Under section 4(3), the DPA defines a ‘relevant defect’ as follows:
- a defect in the state of the premises;
- existing at or after the material time and arising from, or continuing because of an act or omission by the landlord; and
- which constitutes, or would have constituted (if the landlord had notice of the defect), a failure to carry out the landlord’s obligation to maintain or repair the premises.
Section 4(4) of the DPA treats the landlord as having an obligation to repair, even if the lease is silent, in cases where the landlord has rights of entry to inspect. Section 4(4) can be summarised as follows:
Where premises are let under a tenancy which expressly or impliedly gives the landlord the right to enter the premises to carry out any maintenance or repair works, then, the landlord will be treated, as if he were under an obligation to the tenant to maintain or repair the premises; the landlord will not owe the tenant any duty in respect of any defect arising from, or continuing because of, a failure to carry out an obligation expressly imposed on the tenant by the tenancy.
It was held in this case that the faulty drainage was a ‘relevant defect’ for the purpose of section 4(3) of the DPA. However, as it could not have been discovered on reasonable inspection, it was a latent defect (i.e. a relevant defect which the landlord could not have reasonably had notice of). Therefore, section 4(2) of the DPA was not engaged and the Landlord did not owe a duty of care to the Tenant.
The Tenant’s claim was based on an argument that section 4(4) of the DPA imposes strict liability on landlords for any injury, regardless of whether or not the landlord had notice of the defect. Applying such an argument would result in the Landlord being liable to the Tenant for damages, even though the Landlord did not have notice, and could not on a reasonable inspection have had notice, of the defect.

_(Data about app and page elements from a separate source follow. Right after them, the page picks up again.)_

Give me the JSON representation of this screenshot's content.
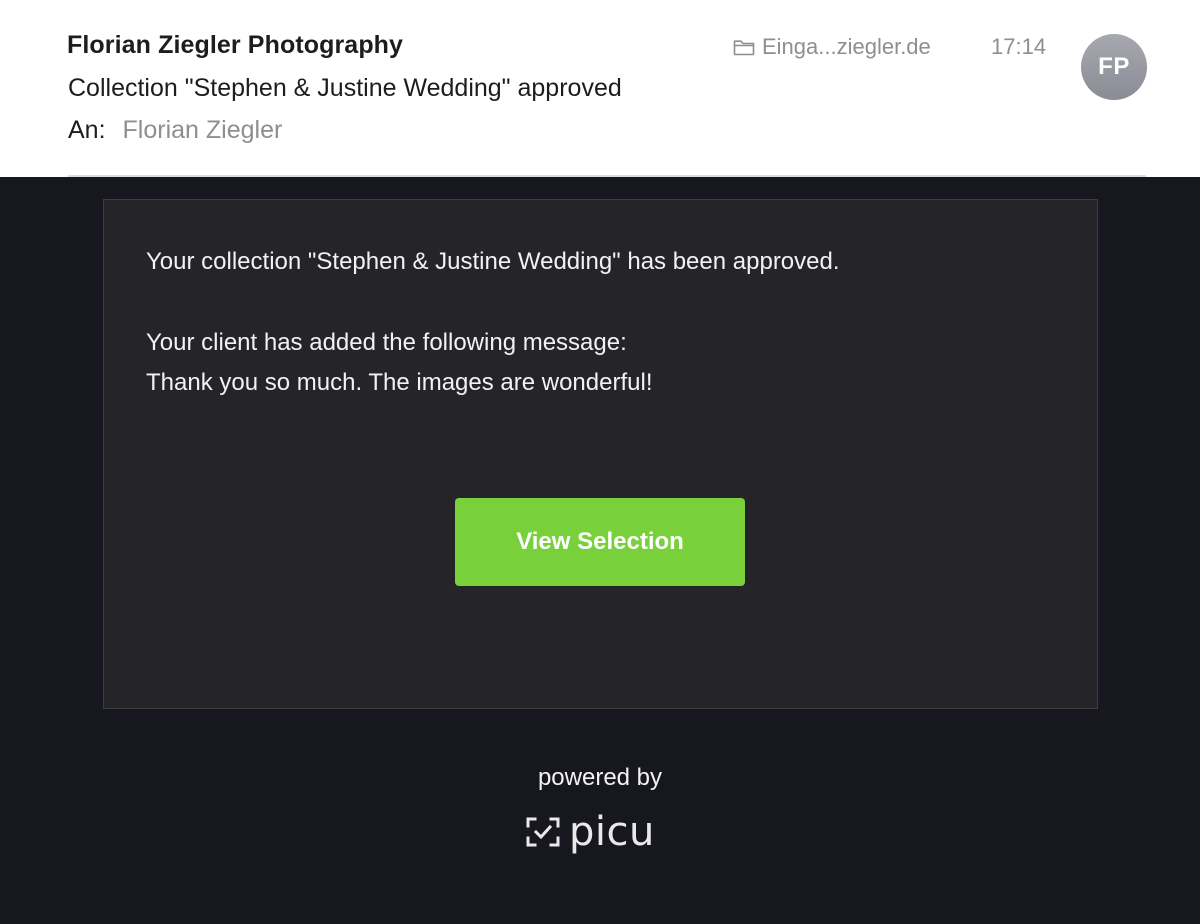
{
  "header": {
    "sender": "Florian Ziegler Photography",
    "subject": "Collection \"Stephen & Justine Wedding\" approved",
    "recipient_label": "An:",
    "recipient": "Florian Ziegler",
    "mailbox": "Einga...ziegler.de",
    "time": "17:14",
    "avatar_initials": "FP",
    "icons": {
      "mailbox": "folder-icon"
    }
  },
  "body": {
    "approved_text": "Your collection \"Stephen & Justine Wedding\" has been approved.",
    "client_intro": "Your client has added the following message:",
    "client_message": "Thank you so much. The images are wonderful!",
    "button_label": "View Selection",
    "powered_by": "powered by",
    "logo_text": "picu",
    "icons": {
      "logo_mark": "picu-checkbox-logo-icon"
    }
  },
  "colors": {
    "background": "#17171f",
    "card": "#252529",
    "button": "#78d13b",
    "muted_text": "#8e8e93"
  }
}
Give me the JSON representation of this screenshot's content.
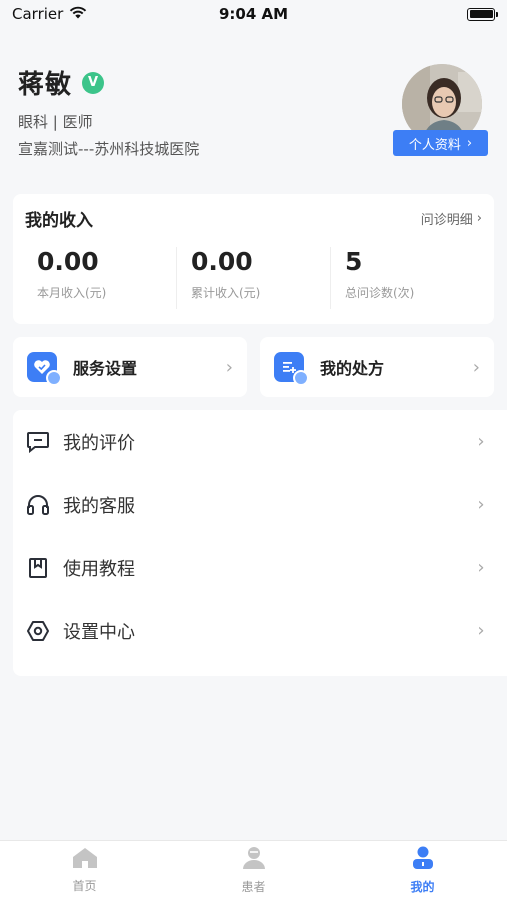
{
  "status_bar": {
    "carrier": "Carrier",
    "time": "9:04 AM"
  },
  "profile": {
    "name": "蒋敏",
    "verified_badge": "V",
    "department_title": "眼科 | 医师",
    "hospital": "宣嘉测试---苏州科技城医院",
    "profile_button": "个人资料"
  },
  "income": {
    "title": "我的收入",
    "detail_link": "问诊明细",
    "stats": [
      {
        "value": "0.00",
        "label": "本月收入(元)"
      },
      {
        "value": "0.00",
        "label": "累计收入(元)"
      },
      {
        "value": "5",
        "label": "总问诊数(次)"
      }
    ]
  },
  "quick_actions": [
    {
      "label": "服务设置",
      "icon": "heart-shield-icon"
    },
    {
      "label": "我的处方",
      "icon": "prescription-icon"
    }
  ],
  "menu": [
    {
      "label": "我的评价",
      "icon": "comment-icon"
    },
    {
      "label": "我的客服",
      "icon": "headset-icon"
    },
    {
      "label": "使用教程",
      "icon": "bookmark-book-icon"
    },
    {
      "label": "设置中心",
      "icon": "settings-hex-icon"
    }
  ],
  "tabbar": [
    {
      "label": "首页",
      "icon": "home-icon",
      "active": false
    },
    {
      "label": "患者",
      "icon": "patient-icon",
      "active": false
    },
    {
      "label": "我的",
      "icon": "user-icon",
      "active": true
    }
  ],
  "colors": {
    "accent": "#3d7ef5",
    "verified": "#3cc48a",
    "background": "#f6f7f9"
  }
}
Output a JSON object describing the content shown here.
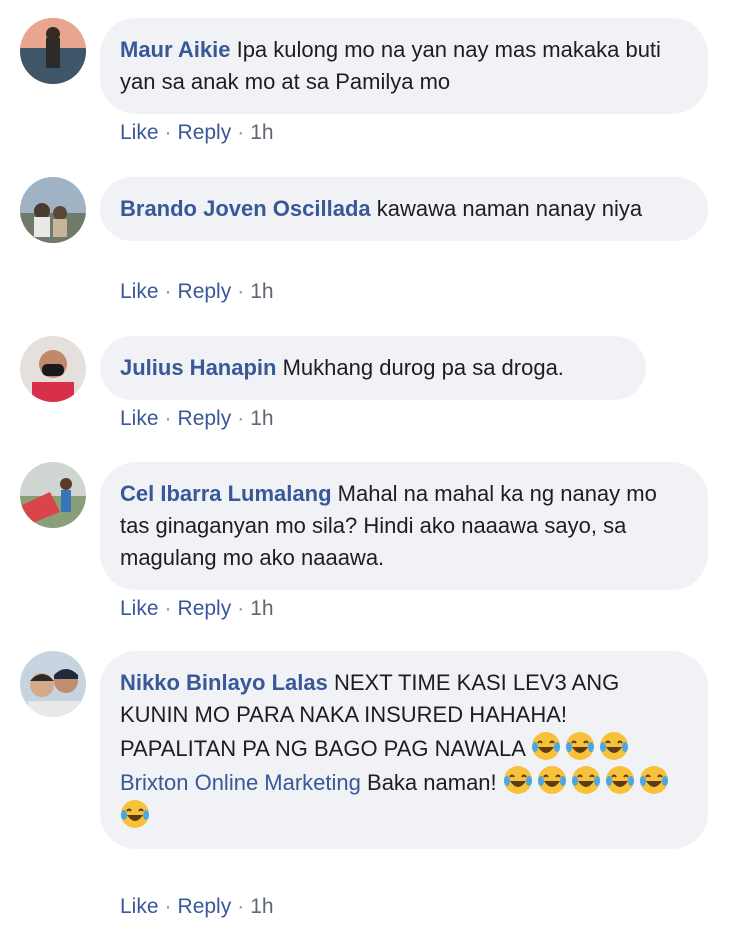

The Court did not accept the Tenant’s argument and, instead, held that the duty of care which arises under section 4(4) of the DPA, as a result of a landlord having a right to enter to repair a premises, is the same duty as applies under section 4(1) of the DPA where the landlord has an express or implied obligation to repair. Therefore, the Landlord’s liability was limited to matters which fell within the meaning of ‘repair’ and did not extend to strict liability.
Landlords may be liable to tenants under statute such as the DPA, the terms of the lease or at common law. This case clarifies the position that landlords cannot be liable under the DPA where the landlords had no reasonable possibility of knowing of the potential defect.
Accordingly, this decision is helpful for landlords because, although the DPA imposes a duty of care on landlords, this duty of care is limited to landlords having knowledge of the defect i.e. by their being visible signs of the potential problem on reasonable inspection.
Consequently, if a landlord, following reasonable inspection of its property, would have knowledge of a defect, the landlord could be liable for any personal injury caused as a result of the defect in the property. Therefore, landlords ought to take action immediately if defects are found at their property to avoid any potential injury which could be caused. Further, landlords ought to take accurate and detailed records of any inspections carried out at their property as it is likely that the level of inspection carried out would be scrutinised if a tenant makes a claim for damages as a result of an injury caused due to a relevant defect.
This case also follows the Court’s thinking in the case of Drysdale v Hedges  EWHC B20 (QB) where the landlord was not liable to pay damages to a tenant who had slipped on painted steps. In the Drysdale case, the Court held that the landlord had not acted unreasonably in choosing to paint the steps and therefore had not breached any duty of care to the tenant. Please click here to view our previous article on this case.